▶ [Task statement]
Make an exact copy of the listing underneath, skipping each picture.
+ + + + +
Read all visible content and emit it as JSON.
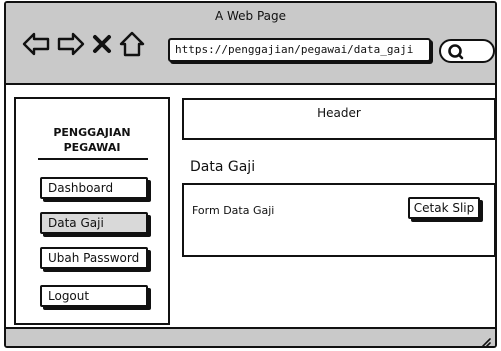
{
  "browser": {
    "title": "A Web Page",
    "url": "https://penggajian/pegawai/data_gaji",
    "icons": [
      "back-arrow-icon",
      "forward-arrow-icon",
      "close-icon",
      "home-icon",
      "search-icon",
      "resize-grip-icon"
    ]
  },
  "sidebar": {
    "brand_line1": "PENGGAJIAN",
    "brand_line2": "PEGAWAI",
    "items": [
      {
        "label": "Dashboard"
      },
      {
        "label": "Data Gaji"
      },
      {
        "label": "Ubah Password"
      },
      {
        "label": "Logout"
      }
    ],
    "active_item": "Data Gaji"
  },
  "main": {
    "header": "Header",
    "section_title": "Data Gaji",
    "form_label": "Form Data Gaji",
    "print_button": "Cetak Slip"
  },
  "colors": {
    "chrome": "#c9c9c9",
    "active_item": "#d9d9d9",
    "stroke": "#111111"
  }
}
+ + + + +
▶ [Your response]
Read all visible content and emit it as JSON.
{
  "browser": {
    "title": "A Web Page",
    "url": "https://penggajian/pegawai/data_gaji",
    "icons": [
      "back-arrow-icon",
      "forward-arrow-icon",
      "close-icon",
      "home-icon",
      "search-icon",
      "resize-grip-icon"
    ]
  },
  "sidebar": {
    "brand_line1": "PENGGAJIAN",
    "brand_line2": "PEGAWAI",
    "items": [
      {
        "label": "Dashboard"
      },
      {
        "label": "Data Gaji"
      },
      {
        "label": "Ubah Password"
      },
      {
        "label": "Logout"
      }
    ],
    "active_item": "Data Gaji"
  },
  "main": {
    "header": "Header",
    "section_title": "Data Gaji",
    "form_label": "Form Data Gaji",
    "print_button": "Cetak Slip"
  },
  "colors": {
    "chrome": "#c9c9c9",
    "active_item": "#d9d9d9",
    "stroke": "#111111"
  }
}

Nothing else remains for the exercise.